If a person stays focused on what is truly valuable, he will never lose himself over a bit of “grease.” Most politics and fighting between individuals, families and communities, revolve around trivial issues, mere “grease.” Those who spend their days in search of valuable merchandise like Torah and mitzvos, do not get involved in petty squabbles.
Yosef’s brothers were jealous, and this led to a long and bitter conflict that caused so much pain to all parties involved. But Yosef’s spirit never succumbed to the suffering he endured. Twenty two years after he was sold into slavery, he tells his brothers: “Zos - this you shall do, because I fear the Al-mighty.” His words implied that “this” – fearing the Al-mighty, is the most important thing. Everything else is trivial in comparison.
Yakov, too, conveyed to his sons what he felt was most important of all: “Zos – this you shall do: take from the produce…” The verse uses the word zimras for “produce.” The word zimras can be interpreted as “song”. Yakov was telling his sons that above everything else, “this” is the most important thing: to sing and praise Hashem, and to stay focused on joyful prayer.
One of the answers to the famous question of the Bais Yosef (as to why Chanukah has eight days instead of seven, since on the first day the Menorah burned naturally due to the oil that was found), is that the small flask of oil was immediately refilled, right after all of the oil was emptied into the Menorah. However, this answer doesn’t resolve the issue, because if we go according to this opinion it would mean that on the eighth day no miracle happened, since the flask was no longer refilled for the next day. Our Rebbes have explained: “True, on the eighth day there was no miracle, but our sages made the eighth day a Yom Tov in its own right, because Zos Chanukah – this is Chanukah! Praising Hashem is the purpose of Chanukah.” After concluding seven days of praising Hashem, we celebrate an extra day to show our gratitude and thanks for the opportunity to sing Hashem’s praises! This is in itself a reason to celebrate.

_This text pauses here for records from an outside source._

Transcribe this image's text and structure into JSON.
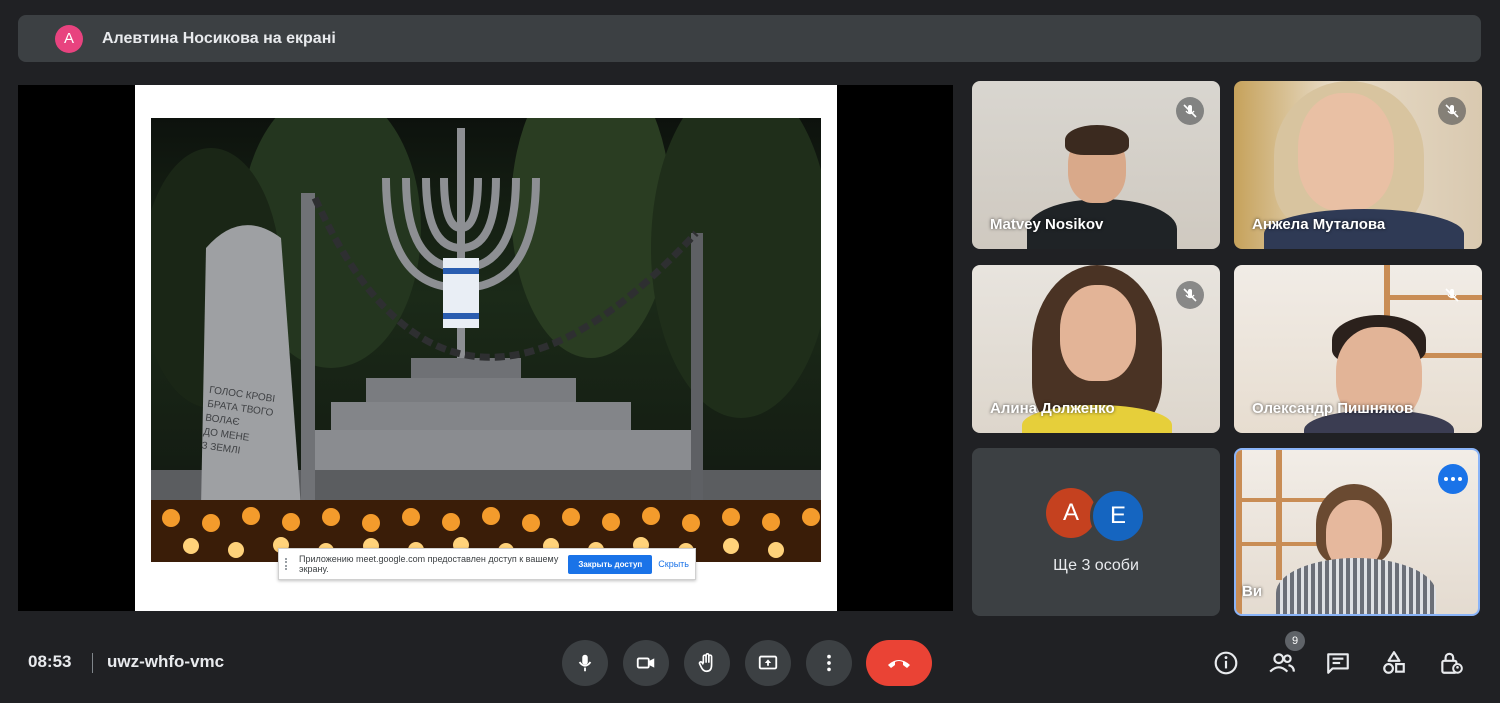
{
  "banner": {
    "avatar_letter": "А",
    "title": "Алевтина Носикова на екрані"
  },
  "slide": {
    "inscription_lines": [
      "ГОЛОС КРОВІ",
      "БРАТА ТВОГО",
      "ВОЛАЄ",
      "ДО МЕНЕ",
      "З ЗЕМЛІ"
    ],
    "share_bar": {
      "text": "Приложению meet.google.com предоставлен доступ к вашему экрану.",
      "stop_label": "Закрыть доступ",
      "hide_label": "Скрыть"
    }
  },
  "participants": [
    {
      "name": "Matvey Nosikov",
      "muted": true
    },
    {
      "name": "Анжела Муталова",
      "muted": true
    },
    {
      "name": "Алина Долженко",
      "muted": true
    },
    {
      "name": "Олександр Пишняков",
      "muted": true
    },
    {
      "name": "Ви",
      "muted": false
    }
  ],
  "others": {
    "avatars": [
      "А",
      "Е"
    ],
    "label": "Ще 3 особи",
    "colors": [
      "#c5411f",
      "#1565c0"
    ]
  },
  "meeting": {
    "time": "08:53",
    "code": "uwz-whfo-vmc"
  },
  "controls": [
    "mic-icon",
    "camera-icon",
    "hand-icon",
    "present-icon",
    "more-vert-icon",
    "end-call-icon"
  ],
  "right_controls": {
    "people_count": "9",
    "icons": [
      "info-icon",
      "people-icon",
      "chat-icon",
      "activities-icon",
      "lock-person-icon"
    ]
  },
  "colors": {
    "accent": "#1a73e8",
    "end_call": "#ea4335",
    "bar_bg": "#202124",
    "tile_bg": "#3c4043"
  }
}
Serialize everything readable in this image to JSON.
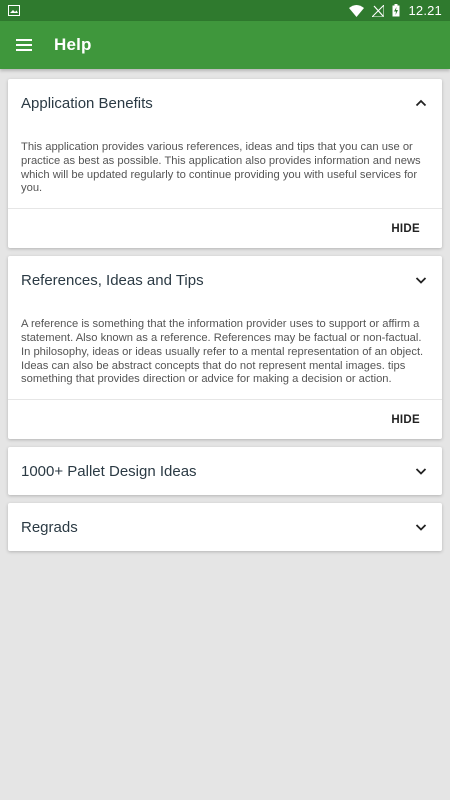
{
  "status_bar": {
    "time": "12.21"
  },
  "app_bar": {
    "title": "Help"
  },
  "sections": [
    {
      "title": "Application Benefits",
      "expanded": true,
      "body": "This application provides various references, ideas and tips that you can use or practice as best as possible. This application also provides information and news which will be updated regularly to continue providing you with useful services for you.",
      "action_label": "HIDE"
    },
    {
      "title": "References, Ideas and Tips",
      "expanded": true,
      "body": "A reference is something that the information provider uses to support or affirm a statement. Also known as a reference. References may be factual or non-factual. In philosophy, ideas or ideas usually refer to a mental representation of an object. Ideas can also be abstract concepts that do not represent mental images. tips something that provides direction or advice for making a decision or action.",
      "action_label": "HIDE"
    },
    {
      "title": "1000+ Pallet Design Ideas",
      "expanded": false
    },
    {
      "title": "Regrads",
      "expanded": false
    }
  ],
  "colors": {
    "status_bar": "#2f7a2e",
    "app_bar": "#3f973c",
    "background": "#e5e5e5"
  }
}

Yakov and Yosef conveyed this message: “This” is what shall be done – fearing Hashem and singing His praise. If we remember that this is the true purpose of our existence, then all physical hardships will fall by the wayside as we focus on praising Hashem for His goodness, while being grateful for the opportunity to praise Him.